Elliott Linwood

(Originally published in the San Francisco Sentinel, 1990)

Lola Alvarez Bravo, Frieda Kahlo, c. 1940

Lola Alvarez Bravo, Frieda Kahlo, c. 1940

Festival 200 is celebrated at the Friends of Photography Center with two Mexican photography exhibitions – Campaneras de Mexico: Women Photograph Women; and Revelaciones: The Art of Manuel Alvarez Bravo. Major chapters in the development of the medium in Mexico since the turn of the century are encompassed here.

This is not a definitive cultural overview, however, since several important Mexican photographers are absent. Instead, a powerful juxtaposition occurs between the two shows. The pinnacle influence of Manuel Bravo, combined with the very different contemporary work by women, reflects the many levels of multiculturalism within Mexico itself.

This sets up a cross current of introspection, and it avoids many thorny problems. For instance, projected notions of culture, lately, often gets translated as something consumable – an appropriated thing, romanticized.

The eighty page bilingual essay accompanying the women’s show by Amy Conger acknowledges this trend, stating: The fact is that many Mexicans don’t look like what Mexicans are supposed to look like. One of those few who does – a peasant sleeping under an enormous sombrero – seems only to be found nowadays on a label of a bottle of salsa picante made in New Orleans.

Maintaining an awareness of context is the biggest challenge for the entire Festival. In this regard, Friends has done well by bringing these two traveling exhibitions together. An internal cultural dialog is established with its own set of values. As a result, viewers are allowed that much more freedom to participate with the material on the walls, no matter what their cultural background.

The six women artists include Lola Alvarez Bravo (once Married to photographer, Manuel), Graciela Iturbide (once married to photographer, Pedro Meyer), Mariana Yampolsky, Lourdes Grobet, Laura Cohen and Eugenia Vargas. Their images, concerns and styles are astounding in their variety.

Laura Cohen, Untitled, c. 1980

Laura Cohen, Untitled, c. 1980

These women, represented by eight photographs each, seem tightly crammed into two small rooms. The effect of shared space becomes an immediate issue as a result. The catalog indicates that Mexican women often exhibit in group shows because they feel that there is an obvious link in their work, such as their love life, women’s issues, and, therefore, each other.

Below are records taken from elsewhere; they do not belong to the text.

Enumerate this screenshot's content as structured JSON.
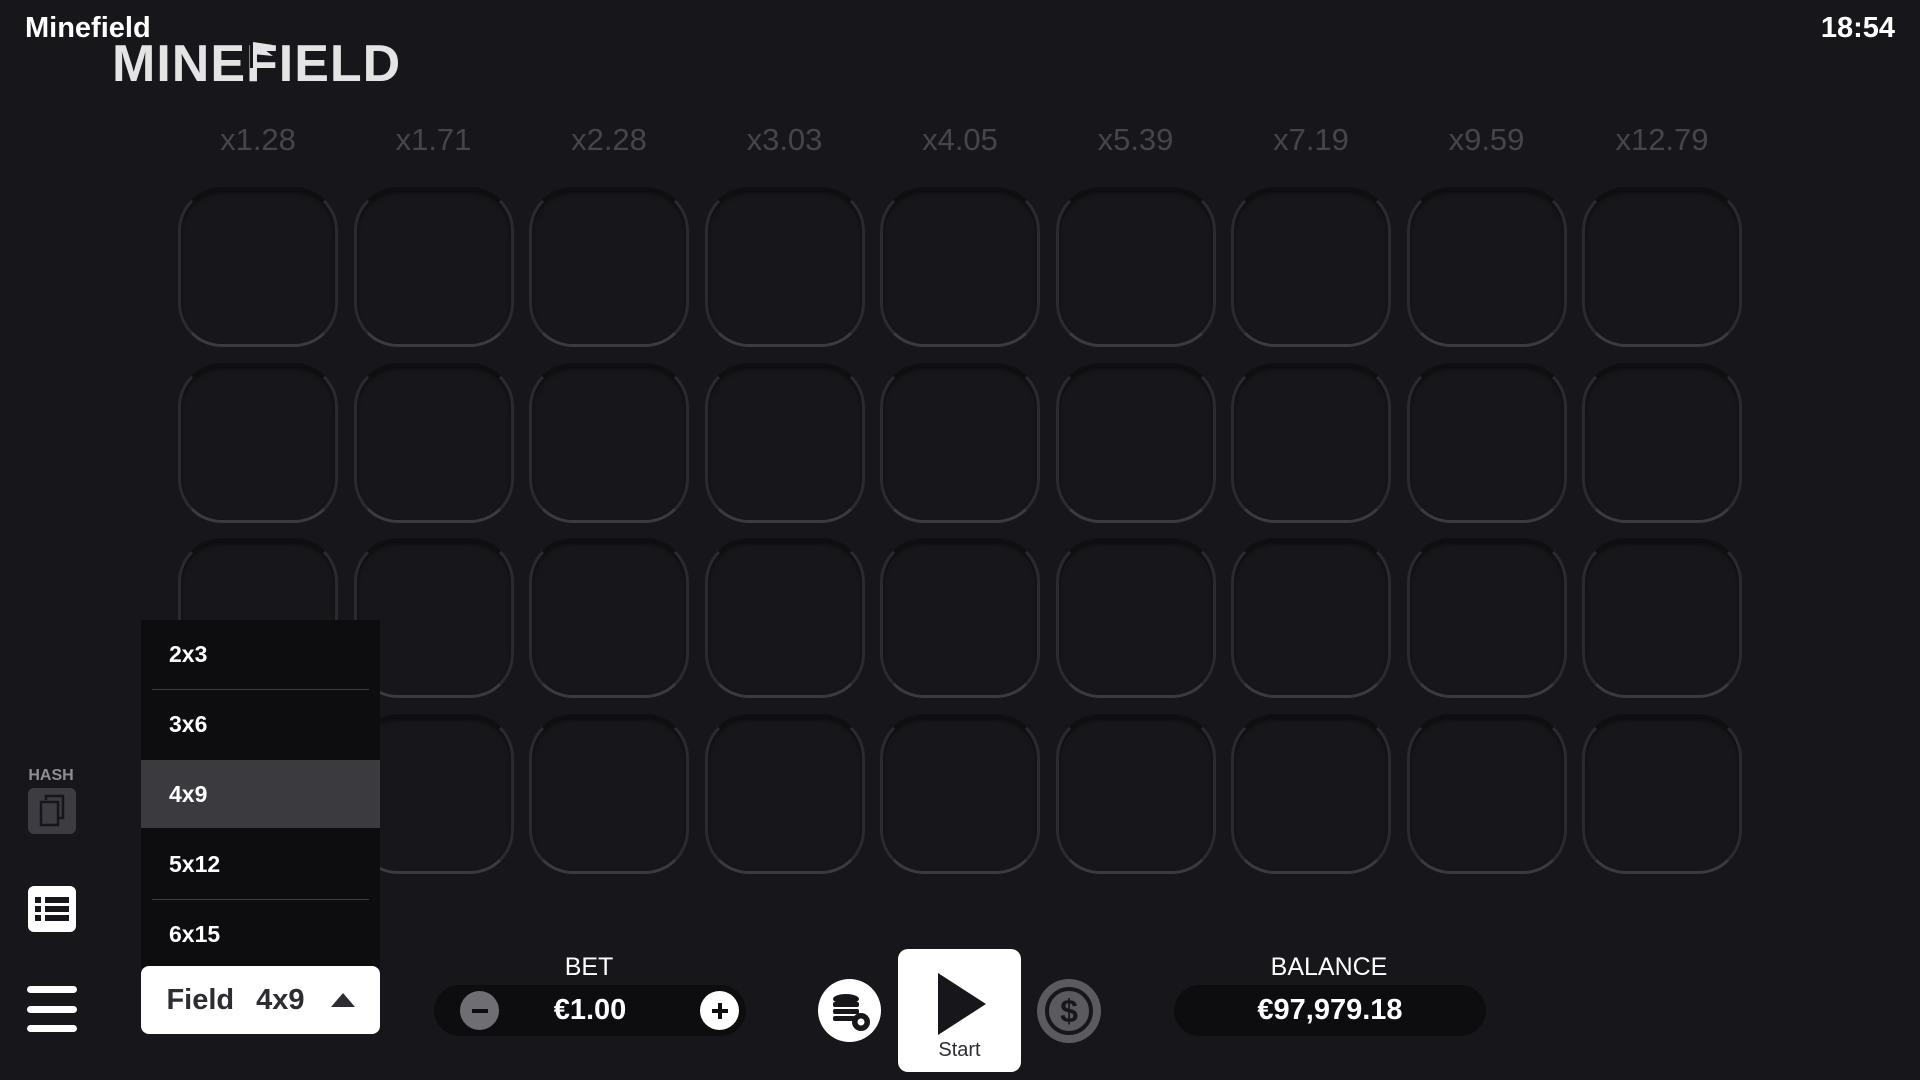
{
  "header": {
    "app_title": "Minefield",
    "clock": "18:54",
    "logo_text": "MINEFIELD"
  },
  "multipliers": [
    "x1.28",
    "x1.71",
    "x2.28",
    "x3.03",
    "x4.05",
    "x5.39",
    "x7.19",
    "x9.59",
    "x12.79"
  ],
  "grid": {
    "rows": 4,
    "cols": 9
  },
  "tools": {
    "hash_label": "HASH"
  },
  "field_select": {
    "label": "Field",
    "value": "4x9",
    "options": [
      "2x3",
      "3x6",
      "4x9",
      "5x12",
      "6x15"
    ],
    "selected": "4x9"
  },
  "bet": {
    "label": "BET",
    "value": "€1.00"
  },
  "start": {
    "label": "Start"
  },
  "balance": {
    "label": "BALANCE",
    "value": "€97,979.18"
  },
  "colors": {
    "background": "#17171b",
    "panel": "#0d0d10",
    "multiplier_text": "#45454d",
    "cell_border": "#2a2a2f",
    "selected_option": "#3a3a3f"
  }
}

How they depict their worlds ranges widely: from the most personal, surreal, strong if not monstrous and spiritual identifications of women in some of Graciella Iturbide’s documentary vision, to the ambiguous and instantaneous urban Cubist configurations in Laura Choen’s photojournalism.

This short survey reveals both the scope of these artists’ perceptions as well as their particular approach to timing. Most of the work was done within the bonds of ongoing personal relationship with their subjects. Even Cohen indicates she is shifting from street photography toward smaller personal portrait work.

Lola Bravos’s 1940s work give the show firm historical anchorage, with quiet stills of Frida Kahlo, as she staged herself – her own favorite art subject and object. Eugenia Vargas’s self portraits extend the show’s timeline into the realm of conceptual body art, affirming feminist links to art as cultural production, and photography as a document of performance.

Essentialism, and similar treatises on female substances, comes to the surface here in theme and focus. But any biological posturing is given over to what is stated as an intimate Mexican identification with the earth as a sense of place. This lush bodily regionalism seems to generate its own deep sense of time. Either that, or I find myself exporting it onto images of less industrialized sites, or both. It is difficult, as a result to locate precisely where the larger sense of time in the show is coming from, but it is strongest in the work of Mariana Yampolsky.

Lordes Grobet’s images show the flip side of gender politics in Mexico, in her “Lady Wrestler” series, double titled, “La Doble Lucha” (The Double Fight). Except for the obvious carnival show exploits of pitted cruelty and gentleness (the cold Arbus style of hunt fascination), these are about a different torture and sacrifice. For instance, when these women are through with their work after fighting all day, they still must support their families at night. A professionalism of public and private (homelife and worklife) is shuttled back and forth in the lives of these women in a complex cultural matrix of feminism and traditionalism.

For all its aspects, these exhibitions are positively shocking honoring of another country’s struggles around pluralism. America’s mythical melting pot ends up looking like a stereotype by comparison, in its emphasis on acculturation and homogenization – versus, say, the revised metaphor for our collectivity – a huge multicultural mosaic, such as San Francisco’s diverse constituency. However, since we are only recently attempting to divide the pie more evenly, Friends of Photography offers a view towards plotting our future.